Once we have established a color story and typefaces, we are ready to design the logo. We recommend hiring a professional for this step, but if you do not have the resources at this time, try typing your company name out in your designated typeface – likely your header font – and playing around with it, either on Photoshop (download your free trial here) or free graphic platforms like Canva. Experiment with monograms, letter-spacing and adding graphic elements while staying true to your keywords. But don’t overdo it – legibility is key.

Alternatively, if you decide that you would like some professional help with your branding, feel free to get in touch with us here.


Conclusion

A significant part of branding pertains to language, not just visuals. Notice how the keywords were an integral part of the entire process. Although it may be tempting to dive straight into color archives and type foundries to develop your brand, take some time to hone down the pitch and keywords associated with your brand first. These will not only serve as the building foundation of your overall look, but also become useful when drafting copy for future marketing materials.


What’s next?

Once you’ve successfully crafted a brand identity and would like to apply it to some ready-made print documents or web templates, visit our shop to get started. Our templates include business cards, invoices, pricing guides, media kits, Instagram templates and more. Though our templates are tailored with specific font recommendations, they can easily be swapped out with your designated typeface.

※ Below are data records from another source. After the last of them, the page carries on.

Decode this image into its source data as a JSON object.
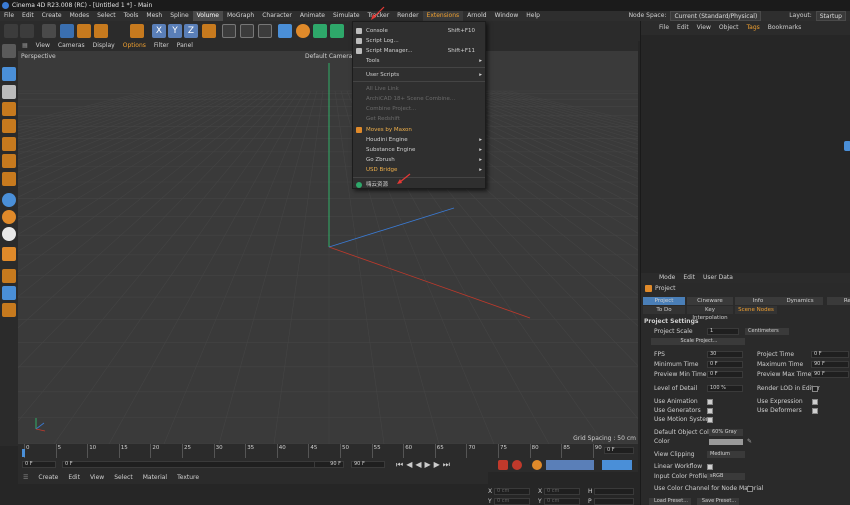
{
  "window": {
    "title": "Cinema 4D R23.008 (RC) - [Untitled 1 *] - Main"
  },
  "menubar": {
    "items": [
      "File",
      "Edit",
      "Create",
      "Modes",
      "Select",
      "Tools",
      "Mesh",
      "Spline",
      "Volume",
      "MoGraph",
      "Character",
      "Animate",
      "Simulate",
      "Tracker",
      "Render",
      "Extensions",
      "Arnold",
      "Window",
      "Help"
    ],
    "node_space_label": "Node Space:",
    "node_space_value": "Current (Standard/Physical)",
    "layout_label": "Layout:",
    "layout_value": "Startup"
  },
  "viewport_menu": [
    "View",
    "Cameras",
    "Display",
    "Options",
    "Filter",
    "Panel"
  ],
  "viewport": {
    "name": "Perspective",
    "camera": "Default Camera",
    "grid_spacing": "Grid Spacing : 50 cm"
  },
  "extensions_menu": {
    "items": [
      {
        "label": "Console",
        "shortcut": "Shift+F10",
        "icon": "console-icon",
        "disabled": false,
        "submenu": false
      },
      {
        "label": "Script Log...",
        "shortcut": "",
        "icon": "script-log-icon",
        "disabled": false,
        "submenu": false
      },
      {
        "label": "Script Manager...",
        "shortcut": "Shift+F11",
        "icon": "script-manager-icon",
        "disabled": false,
        "submenu": false
      },
      {
        "label": "Tools",
        "shortcut": "",
        "icon": "",
        "disabled": false,
        "submenu": true
      },
      {
        "label": "User Scripts",
        "shortcut": "",
        "icon": "",
        "disabled": false,
        "submenu": true
      },
      {
        "label": "All Live Link",
        "shortcut": "",
        "icon": "",
        "disabled": true,
        "submenu": false
      },
      {
        "label": "ArchiCAD 18+ Scene Combine...",
        "shortcut": "",
        "icon": "",
        "disabled": true,
        "submenu": false
      },
      {
        "label": "Combine Project...",
        "shortcut": "",
        "icon": "",
        "disabled": true,
        "submenu": false
      },
      {
        "label": "Get Redshift",
        "shortcut": "",
        "icon": "",
        "disabled": true,
        "submenu": false
      },
      {
        "label": "Moves by Maxon",
        "shortcut": "",
        "icon": "moves-icon",
        "disabled": false,
        "submenu": false
      },
      {
        "label": "Houdini Engine",
        "shortcut": "",
        "icon": "",
        "disabled": false,
        "submenu": true
      },
      {
        "label": "Substance Engine",
        "shortcut": "",
        "icon": "",
        "disabled": false,
        "submenu": true
      },
      {
        "label": "Go Zbrush",
        "shortcut": "",
        "icon": "",
        "disabled": false,
        "submenu": true
      },
      {
        "label": "USD Bridge",
        "shortcut": "",
        "icon": "",
        "disabled": false,
        "submenu": true
      },
      {
        "label": "嗨云资源",
        "shortcut": "",
        "icon": "plugin-icon",
        "disabled": false,
        "submenu": false
      }
    ]
  },
  "timeline": {
    "ticks": [
      "0",
      "5",
      "10",
      "15",
      "20",
      "25",
      "30",
      "35",
      "40",
      "45",
      "50",
      "55",
      "60",
      "65",
      "70",
      "75",
      "80",
      "85",
      "90"
    ],
    "end_frame": "0 F",
    "current_frame": "0 F",
    "start_frame": "0 F",
    "min_end": "90 F",
    "max_end": "90 F"
  },
  "material_menu": [
    "Create",
    "Edit",
    "View",
    "Select",
    "Material",
    "Texture"
  ],
  "coordinates": {
    "labels": [
      "X",
      "Y",
      "Z"
    ],
    "value_placeholder": "0 cm"
  },
  "object_manager": {
    "menu": [
      "File",
      "Edit",
      "View",
      "Object",
      "Tags",
      "Bookmarks"
    ]
  },
  "attributes": {
    "menu": [
      "Mode",
      "Edit",
      "User Data"
    ],
    "section": "Project",
    "tabs_row1": [
      "Project Settings",
      "Cineware",
      "Info",
      "Dynamics",
      "Refe"
    ],
    "tabs_row2": [
      "To Do",
      "Key Interpolation",
      "Scene Nodes"
    ],
    "heading": "Project Settings",
    "project_scale_label": "Project Scale",
    "project_scale_value": "1",
    "project_scale_unit": "Centimeters",
    "scale_button": "Scale Project...",
    "fps_label": "FPS",
    "fps_value": "30",
    "project_time_label": "Project Time",
    "project_time_value": "0 F",
    "min_time_label": "Minimum Time",
    "min_time_value": "0 F",
    "max_time_label": "Maximum Time",
    "max_time_value": "90 F",
    "prev_min_label": "Preview Min Time",
    "prev_min_value": "0 F",
    "prev_max_label": "Preview Max Time",
    "prev_max_value": "90 F",
    "lod_label": "Level of Detail",
    "lod_value": "100 %",
    "render_lod_label": "Render LOD in Editor",
    "use_animation": "Use Animation",
    "use_expression": "Use Expression",
    "use_generators": "Use Generators",
    "use_deformers": "Use Deformers",
    "use_motion": "Use Motion System",
    "default_color_label": "Default Object Color",
    "default_color_value": "60% Gray",
    "color_label": "Color",
    "view_clipping_label": "View Clipping",
    "view_clipping_value": "Medium",
    "linear_workflow": "Linear Workflow",
    "input_color_label": "Input Color Profile",
    "input_color_value": "sRGB",
    "use_color_channel": "Use Color Channel for Node Material",
    "load_preset": "Load Preset...",
    "save_preset": "Save Preset..."
  },
  "colors": {
    "accent": "#4a8fd8",
    "menu_highlight": "#f0a030",
    "axis_x": "#c0392b",
    "axis_y": "#2ecc71",
    "axis_z": "#3a7bd5"
  }
}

Similarly, your logo can be embedded anywhere on your template to further customize your look.

 
 
FreelancingHaruka Sakaguchi